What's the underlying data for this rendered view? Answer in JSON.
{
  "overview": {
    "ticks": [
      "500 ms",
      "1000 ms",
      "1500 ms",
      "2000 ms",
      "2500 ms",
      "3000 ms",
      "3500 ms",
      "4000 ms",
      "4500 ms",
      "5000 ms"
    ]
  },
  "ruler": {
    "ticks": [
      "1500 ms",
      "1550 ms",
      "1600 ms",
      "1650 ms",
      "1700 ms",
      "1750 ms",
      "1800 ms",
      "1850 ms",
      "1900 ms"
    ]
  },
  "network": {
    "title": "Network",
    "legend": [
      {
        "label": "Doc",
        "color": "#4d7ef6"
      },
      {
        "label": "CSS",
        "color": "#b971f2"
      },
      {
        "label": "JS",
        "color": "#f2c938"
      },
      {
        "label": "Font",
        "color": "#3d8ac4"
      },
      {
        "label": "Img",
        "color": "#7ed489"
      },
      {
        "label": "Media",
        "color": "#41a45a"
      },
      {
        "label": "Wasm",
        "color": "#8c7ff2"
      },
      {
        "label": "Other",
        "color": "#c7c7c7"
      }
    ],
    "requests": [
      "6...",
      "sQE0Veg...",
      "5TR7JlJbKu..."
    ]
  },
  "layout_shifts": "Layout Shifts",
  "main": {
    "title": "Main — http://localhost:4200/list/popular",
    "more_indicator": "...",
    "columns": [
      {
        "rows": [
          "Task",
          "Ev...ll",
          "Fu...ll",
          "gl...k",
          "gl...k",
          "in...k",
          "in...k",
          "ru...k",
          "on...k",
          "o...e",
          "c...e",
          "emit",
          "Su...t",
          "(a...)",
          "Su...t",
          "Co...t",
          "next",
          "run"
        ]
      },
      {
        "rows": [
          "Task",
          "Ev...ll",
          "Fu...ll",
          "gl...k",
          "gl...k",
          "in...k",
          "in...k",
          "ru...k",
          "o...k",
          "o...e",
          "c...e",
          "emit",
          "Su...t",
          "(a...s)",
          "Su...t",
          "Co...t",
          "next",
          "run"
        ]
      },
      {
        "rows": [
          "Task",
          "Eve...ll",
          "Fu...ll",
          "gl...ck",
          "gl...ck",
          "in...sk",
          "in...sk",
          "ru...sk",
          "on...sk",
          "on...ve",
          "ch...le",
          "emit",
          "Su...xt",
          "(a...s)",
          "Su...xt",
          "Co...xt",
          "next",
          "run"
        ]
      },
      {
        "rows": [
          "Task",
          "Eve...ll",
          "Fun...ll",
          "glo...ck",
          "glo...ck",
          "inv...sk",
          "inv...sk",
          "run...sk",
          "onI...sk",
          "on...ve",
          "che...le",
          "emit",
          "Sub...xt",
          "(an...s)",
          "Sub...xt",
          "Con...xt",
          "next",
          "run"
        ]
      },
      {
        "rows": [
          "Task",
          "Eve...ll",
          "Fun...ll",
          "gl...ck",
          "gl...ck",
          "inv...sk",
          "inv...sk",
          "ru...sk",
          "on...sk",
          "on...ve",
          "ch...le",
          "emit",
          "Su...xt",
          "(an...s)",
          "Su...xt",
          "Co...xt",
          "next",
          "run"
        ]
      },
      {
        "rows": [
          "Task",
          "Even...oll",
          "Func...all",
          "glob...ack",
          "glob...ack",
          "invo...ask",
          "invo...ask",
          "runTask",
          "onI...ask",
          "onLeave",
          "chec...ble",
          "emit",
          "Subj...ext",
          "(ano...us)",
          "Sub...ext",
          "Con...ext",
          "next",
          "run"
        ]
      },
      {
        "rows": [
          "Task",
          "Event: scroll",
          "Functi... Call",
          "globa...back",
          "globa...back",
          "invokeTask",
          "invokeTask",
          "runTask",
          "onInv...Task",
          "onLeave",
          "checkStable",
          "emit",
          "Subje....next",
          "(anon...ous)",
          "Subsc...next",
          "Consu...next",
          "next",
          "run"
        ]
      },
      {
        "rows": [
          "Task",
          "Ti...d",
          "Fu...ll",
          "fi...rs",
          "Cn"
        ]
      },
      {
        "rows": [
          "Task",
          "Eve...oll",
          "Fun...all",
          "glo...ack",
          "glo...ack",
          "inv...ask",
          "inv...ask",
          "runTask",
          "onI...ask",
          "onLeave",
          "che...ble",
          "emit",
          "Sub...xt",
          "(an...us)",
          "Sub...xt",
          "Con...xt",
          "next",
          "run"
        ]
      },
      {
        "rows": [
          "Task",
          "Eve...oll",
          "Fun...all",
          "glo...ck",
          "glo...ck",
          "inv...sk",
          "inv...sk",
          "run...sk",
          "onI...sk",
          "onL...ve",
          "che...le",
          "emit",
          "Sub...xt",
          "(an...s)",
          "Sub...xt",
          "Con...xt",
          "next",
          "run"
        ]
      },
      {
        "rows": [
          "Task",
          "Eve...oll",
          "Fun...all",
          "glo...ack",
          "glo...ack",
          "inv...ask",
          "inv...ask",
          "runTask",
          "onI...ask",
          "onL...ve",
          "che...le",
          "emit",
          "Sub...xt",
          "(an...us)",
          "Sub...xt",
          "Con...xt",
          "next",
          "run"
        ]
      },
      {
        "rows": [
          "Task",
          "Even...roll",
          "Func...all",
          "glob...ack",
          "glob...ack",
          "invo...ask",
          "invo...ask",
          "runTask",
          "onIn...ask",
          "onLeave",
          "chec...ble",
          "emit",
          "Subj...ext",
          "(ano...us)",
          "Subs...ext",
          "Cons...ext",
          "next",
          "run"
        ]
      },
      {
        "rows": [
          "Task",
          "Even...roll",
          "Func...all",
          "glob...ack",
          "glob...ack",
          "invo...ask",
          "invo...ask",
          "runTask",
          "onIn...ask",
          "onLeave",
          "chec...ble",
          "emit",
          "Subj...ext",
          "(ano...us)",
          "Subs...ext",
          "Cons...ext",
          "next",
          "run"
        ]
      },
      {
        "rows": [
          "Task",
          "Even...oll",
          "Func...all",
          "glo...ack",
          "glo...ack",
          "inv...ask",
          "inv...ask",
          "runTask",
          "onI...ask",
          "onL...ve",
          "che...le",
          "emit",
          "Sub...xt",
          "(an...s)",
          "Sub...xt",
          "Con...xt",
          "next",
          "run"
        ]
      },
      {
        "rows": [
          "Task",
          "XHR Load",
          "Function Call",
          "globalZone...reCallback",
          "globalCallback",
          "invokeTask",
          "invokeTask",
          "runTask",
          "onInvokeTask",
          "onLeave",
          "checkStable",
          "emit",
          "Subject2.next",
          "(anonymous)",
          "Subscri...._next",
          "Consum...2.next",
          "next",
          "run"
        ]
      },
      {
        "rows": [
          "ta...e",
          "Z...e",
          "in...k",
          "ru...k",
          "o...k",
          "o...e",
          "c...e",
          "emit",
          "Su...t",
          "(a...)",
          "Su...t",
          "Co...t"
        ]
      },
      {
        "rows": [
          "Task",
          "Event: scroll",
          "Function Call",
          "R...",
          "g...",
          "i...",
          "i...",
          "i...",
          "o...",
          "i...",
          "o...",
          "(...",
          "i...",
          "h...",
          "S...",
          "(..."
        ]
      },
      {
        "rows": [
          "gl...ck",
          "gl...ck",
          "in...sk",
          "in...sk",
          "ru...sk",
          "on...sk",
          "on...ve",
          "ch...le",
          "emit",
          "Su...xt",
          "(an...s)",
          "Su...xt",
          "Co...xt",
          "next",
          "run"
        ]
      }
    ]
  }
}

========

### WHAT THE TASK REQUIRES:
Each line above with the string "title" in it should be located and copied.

### YOUR RESPONSE:
    "title": "Network",
    "title": "Main — http://localhost:4200/list/popular",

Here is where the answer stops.